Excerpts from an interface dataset
-------
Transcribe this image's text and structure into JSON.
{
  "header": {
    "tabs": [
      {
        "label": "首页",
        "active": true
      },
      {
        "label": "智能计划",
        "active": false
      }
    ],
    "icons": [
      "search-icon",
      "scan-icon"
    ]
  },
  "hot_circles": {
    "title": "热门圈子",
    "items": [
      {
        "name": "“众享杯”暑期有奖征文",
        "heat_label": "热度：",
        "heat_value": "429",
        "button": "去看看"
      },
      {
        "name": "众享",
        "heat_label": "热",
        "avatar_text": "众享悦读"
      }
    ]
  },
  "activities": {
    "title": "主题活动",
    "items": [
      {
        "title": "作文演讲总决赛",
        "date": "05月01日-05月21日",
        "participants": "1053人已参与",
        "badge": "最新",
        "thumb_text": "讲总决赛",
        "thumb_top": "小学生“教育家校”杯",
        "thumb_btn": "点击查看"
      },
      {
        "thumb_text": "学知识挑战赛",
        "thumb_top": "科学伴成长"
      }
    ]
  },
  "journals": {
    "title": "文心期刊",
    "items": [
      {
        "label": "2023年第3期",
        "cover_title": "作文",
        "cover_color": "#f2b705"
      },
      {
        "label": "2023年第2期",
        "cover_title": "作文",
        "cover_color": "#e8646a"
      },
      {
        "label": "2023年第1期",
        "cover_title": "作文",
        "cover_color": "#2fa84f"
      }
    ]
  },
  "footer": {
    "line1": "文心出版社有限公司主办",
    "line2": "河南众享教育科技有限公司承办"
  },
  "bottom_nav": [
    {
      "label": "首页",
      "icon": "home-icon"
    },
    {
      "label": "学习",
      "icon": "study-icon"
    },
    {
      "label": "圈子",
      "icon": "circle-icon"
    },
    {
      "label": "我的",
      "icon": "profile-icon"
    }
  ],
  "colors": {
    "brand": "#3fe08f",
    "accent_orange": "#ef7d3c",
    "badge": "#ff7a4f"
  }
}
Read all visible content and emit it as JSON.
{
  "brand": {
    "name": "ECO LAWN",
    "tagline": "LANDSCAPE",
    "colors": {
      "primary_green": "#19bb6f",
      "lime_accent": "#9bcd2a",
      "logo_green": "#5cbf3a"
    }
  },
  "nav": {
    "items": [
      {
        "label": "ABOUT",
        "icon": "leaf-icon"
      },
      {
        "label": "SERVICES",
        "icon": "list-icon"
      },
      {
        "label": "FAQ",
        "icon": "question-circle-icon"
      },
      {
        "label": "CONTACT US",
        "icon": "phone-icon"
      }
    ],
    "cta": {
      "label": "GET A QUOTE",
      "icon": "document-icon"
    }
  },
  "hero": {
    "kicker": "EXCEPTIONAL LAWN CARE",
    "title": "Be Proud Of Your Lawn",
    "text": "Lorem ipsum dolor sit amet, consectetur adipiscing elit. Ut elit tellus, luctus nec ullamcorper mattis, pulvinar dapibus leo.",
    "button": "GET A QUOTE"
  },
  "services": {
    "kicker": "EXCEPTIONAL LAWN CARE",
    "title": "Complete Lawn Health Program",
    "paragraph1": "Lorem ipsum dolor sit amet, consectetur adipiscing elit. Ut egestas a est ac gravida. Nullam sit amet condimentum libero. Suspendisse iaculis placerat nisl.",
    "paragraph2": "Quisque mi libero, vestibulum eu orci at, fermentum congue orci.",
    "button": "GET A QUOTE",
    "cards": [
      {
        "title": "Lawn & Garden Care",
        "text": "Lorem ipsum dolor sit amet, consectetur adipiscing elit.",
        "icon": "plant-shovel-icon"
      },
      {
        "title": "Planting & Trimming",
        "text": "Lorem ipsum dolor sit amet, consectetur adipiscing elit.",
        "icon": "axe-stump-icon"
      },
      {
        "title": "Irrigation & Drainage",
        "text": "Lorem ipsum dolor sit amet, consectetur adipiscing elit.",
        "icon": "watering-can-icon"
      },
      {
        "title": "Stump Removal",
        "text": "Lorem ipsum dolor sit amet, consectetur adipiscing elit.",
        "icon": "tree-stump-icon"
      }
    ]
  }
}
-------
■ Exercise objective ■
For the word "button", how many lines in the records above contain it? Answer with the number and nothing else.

■ Task solution ■
3